A significant factor in the design of a pumping system is the flow variation required by the process. Several pumps in parallel, variable speed pumps, pumps with on-off control and pumps with a control valve are some of the methods available for flow variation. A widely used method in the industry is to use control valves, generally located on the pump discharge in the pipe supplying process fluid. The flow could be used for different purposes—such as maintaining the level in a process vessel or in a boiler drum, or maintaining the flow in a pipeline or in the tubes of a fired heater. To understand how flow can be varied by a control valve, the system designer and operator need to understand the basic principles of how control valves behave.
The Control Valve
The flow rate through a control valve depends on the size of the valve, the pressure drop over the valve, the stem position and the flow properties. A simplified design equation for non-flashing liquids, ignoring the effects of the connected fittings, can be derived from References 1, 2 and 3 as Equation 1.
Where: F = Fluid flow through the control valve Cv = Valve flow coefficient (at the full open) x = Valve stem position f(x) = Fraction of the valve size coefficient at any given valve stem opening indicating the inherent flow characteristics of the valve ∆Pv = Pressure drop across the control valve sp.gr. = Specific gravity of the fluid More detailed equations are available in the standards (References 1 and 2) and publications of the control valve manufacturers (Reference 4), also for flashing liquid services. The most common type valve characteristics are equal percentage, linear and quick opening type. Because of the distortion in valve characteristics in the extreme conditions of full open and full shut and because of the performance of the valve actuator and spring, the usable range is less than 0 percent to 100 percent.
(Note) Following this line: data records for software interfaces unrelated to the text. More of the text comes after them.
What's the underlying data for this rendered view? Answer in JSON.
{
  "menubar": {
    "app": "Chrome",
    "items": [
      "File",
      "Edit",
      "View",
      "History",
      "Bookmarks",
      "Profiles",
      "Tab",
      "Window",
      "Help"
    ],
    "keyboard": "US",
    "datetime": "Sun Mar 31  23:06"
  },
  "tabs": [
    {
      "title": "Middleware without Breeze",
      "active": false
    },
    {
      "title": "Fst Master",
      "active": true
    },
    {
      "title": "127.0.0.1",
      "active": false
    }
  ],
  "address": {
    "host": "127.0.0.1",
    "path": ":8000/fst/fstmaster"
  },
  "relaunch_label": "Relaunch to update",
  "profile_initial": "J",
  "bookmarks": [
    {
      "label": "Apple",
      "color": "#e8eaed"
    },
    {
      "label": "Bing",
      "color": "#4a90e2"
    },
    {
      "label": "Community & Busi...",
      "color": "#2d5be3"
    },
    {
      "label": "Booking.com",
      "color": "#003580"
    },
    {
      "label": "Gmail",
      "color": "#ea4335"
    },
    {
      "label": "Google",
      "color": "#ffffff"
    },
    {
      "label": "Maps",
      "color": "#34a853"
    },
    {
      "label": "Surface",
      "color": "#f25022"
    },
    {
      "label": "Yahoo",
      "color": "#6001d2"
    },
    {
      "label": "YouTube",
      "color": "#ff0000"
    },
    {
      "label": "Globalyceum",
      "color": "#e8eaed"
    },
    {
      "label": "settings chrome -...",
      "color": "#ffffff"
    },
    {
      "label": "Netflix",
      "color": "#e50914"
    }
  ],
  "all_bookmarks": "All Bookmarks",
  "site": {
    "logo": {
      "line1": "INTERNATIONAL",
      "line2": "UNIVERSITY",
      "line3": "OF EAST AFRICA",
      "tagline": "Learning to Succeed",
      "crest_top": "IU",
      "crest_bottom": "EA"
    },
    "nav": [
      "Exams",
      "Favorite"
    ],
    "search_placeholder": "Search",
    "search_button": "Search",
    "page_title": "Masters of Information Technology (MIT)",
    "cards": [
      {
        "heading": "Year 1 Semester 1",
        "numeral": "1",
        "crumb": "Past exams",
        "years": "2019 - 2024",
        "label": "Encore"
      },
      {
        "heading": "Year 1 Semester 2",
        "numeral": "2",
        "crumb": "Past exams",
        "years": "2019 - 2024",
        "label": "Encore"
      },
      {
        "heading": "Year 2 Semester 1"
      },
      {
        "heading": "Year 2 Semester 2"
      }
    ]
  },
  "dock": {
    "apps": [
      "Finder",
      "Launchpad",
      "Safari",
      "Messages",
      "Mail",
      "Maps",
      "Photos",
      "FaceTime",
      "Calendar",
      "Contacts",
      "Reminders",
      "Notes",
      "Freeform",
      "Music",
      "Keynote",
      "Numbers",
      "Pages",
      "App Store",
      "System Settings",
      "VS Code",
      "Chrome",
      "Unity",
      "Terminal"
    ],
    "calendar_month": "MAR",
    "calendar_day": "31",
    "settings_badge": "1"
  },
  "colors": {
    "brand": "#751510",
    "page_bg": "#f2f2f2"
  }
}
Typically, this range is limited to about 10 percent to 90 percent of the valve opening. Distortion also occurs because of system losses that vary the pressure drop across the control valve in its operating range and result in valve characteristics that are different from the valve’s theoretical characteristics (Reference 6). The present analysis is based on a linear control valve, which is often the choice when constant control valve gain (the magnitude ratio of the change in flow through the valve to the change in valve travel under conditions of constant pressure drop) is required for accurate control of parameters, such as level or flow control. Processes require flow variations, either during plant capacity ramp up or ramp down. Flow variation is also required to handle fluctuations in the process parameters—such as drum level, thermal load variation requiring adjustment of cooling or heating fluid flow, or for adjusting pressure variation. To ensure controllability, the flow variation should not demand that the valve open either less than 10 percent or greater than 90 percent.
System Head Curve
When specifying the pump and control valve, the designer must first develop the system head curve. The system head curve is the head required (m) to be developed by the pump at different flow rates in cubic meters per hour (m3/hr), ignoring the losses across the control valve. For systems comprised of static and dynamic losses such as the one shown in Figure 1, the system head curve can be represented as shown in Equation 2.
Hs = Hstatic + q x flow2 (Equation 2) Where: Hstatic = A constant, sum of the static head and pressure difference between source and destination q = A multiplying factor between the dynamic head and the square of the flow, which is a constant in turbulent flow condition Figure 2 shows a system head curve that was developed using: Hstatic = 50 m q = 0.009 [m head/ (m3/hr flow)]
The next step is to define the range of flow at which the system is required to operate. The maximum and minimum flows should be defined at an early stage because they not only effect the selection of the control valve but also the minimum required head of the pump—this will become clear later in this article. Correctly defining the maximum flow intended from a control valve is important. Generally, a process is expected to operate at the design capacity, considered as 100 percent of flow condition. Any increase above 100 percent is expected to be temporary for purposes such as making up a drum level that has depleted because of some process upset. A margin should be provided above 100 percent of flow to recover the process parameters (drum level, in this case) to the normal value. These margins will depend on the nature of the disturbance.